┌─ TASK INPUTS

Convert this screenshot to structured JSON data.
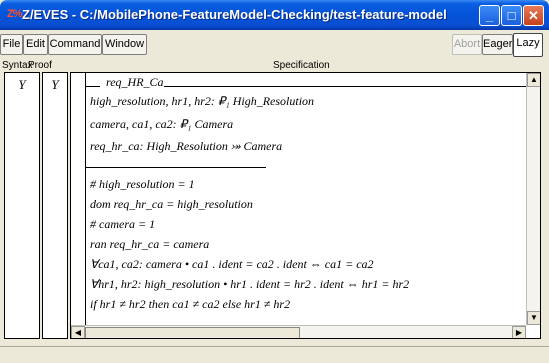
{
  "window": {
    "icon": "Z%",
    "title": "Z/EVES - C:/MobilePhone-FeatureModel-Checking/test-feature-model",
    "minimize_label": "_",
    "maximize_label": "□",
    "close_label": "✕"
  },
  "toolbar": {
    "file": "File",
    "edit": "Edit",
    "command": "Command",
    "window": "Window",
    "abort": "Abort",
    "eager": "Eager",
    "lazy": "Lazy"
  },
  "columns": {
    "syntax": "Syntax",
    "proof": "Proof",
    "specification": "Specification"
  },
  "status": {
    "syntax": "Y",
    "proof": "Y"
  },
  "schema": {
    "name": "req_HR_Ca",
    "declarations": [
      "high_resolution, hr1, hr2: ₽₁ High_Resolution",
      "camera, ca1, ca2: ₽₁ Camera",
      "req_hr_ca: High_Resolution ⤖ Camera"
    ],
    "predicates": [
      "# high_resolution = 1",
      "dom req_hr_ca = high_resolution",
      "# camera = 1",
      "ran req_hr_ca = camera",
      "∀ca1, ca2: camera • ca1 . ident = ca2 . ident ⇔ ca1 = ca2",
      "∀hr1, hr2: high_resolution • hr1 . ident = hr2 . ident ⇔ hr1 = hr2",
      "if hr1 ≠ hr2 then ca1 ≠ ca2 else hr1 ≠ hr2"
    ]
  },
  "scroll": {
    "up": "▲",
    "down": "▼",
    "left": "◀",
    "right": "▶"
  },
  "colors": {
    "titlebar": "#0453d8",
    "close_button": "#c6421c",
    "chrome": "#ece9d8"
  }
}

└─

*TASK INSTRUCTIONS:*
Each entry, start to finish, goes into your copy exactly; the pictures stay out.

*TASK ANSWER:*
Convert this screenshot to structured JSON data.
{
  "window": {
    "icon": "Z%",
    "title": "Z/EVES - C:/MobilePhone-FeatureModel-Checking/test-feature-model",
    "minimize_label": "_",
    "maximize_label": "□",
    "close_label": "✕"
  },
  "toolbar": {
    "file": "File",
    "edit": "Edit",
    "command": "Command",
    "window": "Window",
    "abort": "Abort",
    "eager": "Eager",
    "lazy": "Lazy"
  },
  "columns": {
    "syntax": "Syntax",
    "proof": "Proof",
    "specification": "Specification"
  },
  "status": {
    "syntax": "Y",
    "proof": "Y"
  },
  "schema": {
    "name": "req_HR_Ca",
    "declarations": [
      "high_resolution, hr1, hr2: ₽₁ High_Resolution",
      "camera, ca1, ca2: ₽₁ Camera",
      "req_hr_ca: High_Resolution ⤖ Camera"
    ],
    "predicates": [
      "# high_resolution = 1",
      "dom req_hr_ca = high_resolution",
      "# camera = 1",
      "ran req_hr_ca = camera",
      "∀ca1, ca2: camera • ca1 . ident = ca2 . ident ⇔ ca1 = ca2",
      "∀hr1, hr2: high_resolution • hr1 . ident = hr2 . ident ⇔ hr1 = hr2",
      "if hr1 ≠ hr2 then ca1 ≠ ca2 else hr1 ≠ hr2"
    ]
  },
  "scroll": {
    "up": "▲",
    "down": "▼",
    "left": "◀",
    "right": "▶"
  },
  "colors": {
    "titlebar": "#0453d8",
    "close_button": "#c6421c",
    "chrome": "#ece9d8"
  }
}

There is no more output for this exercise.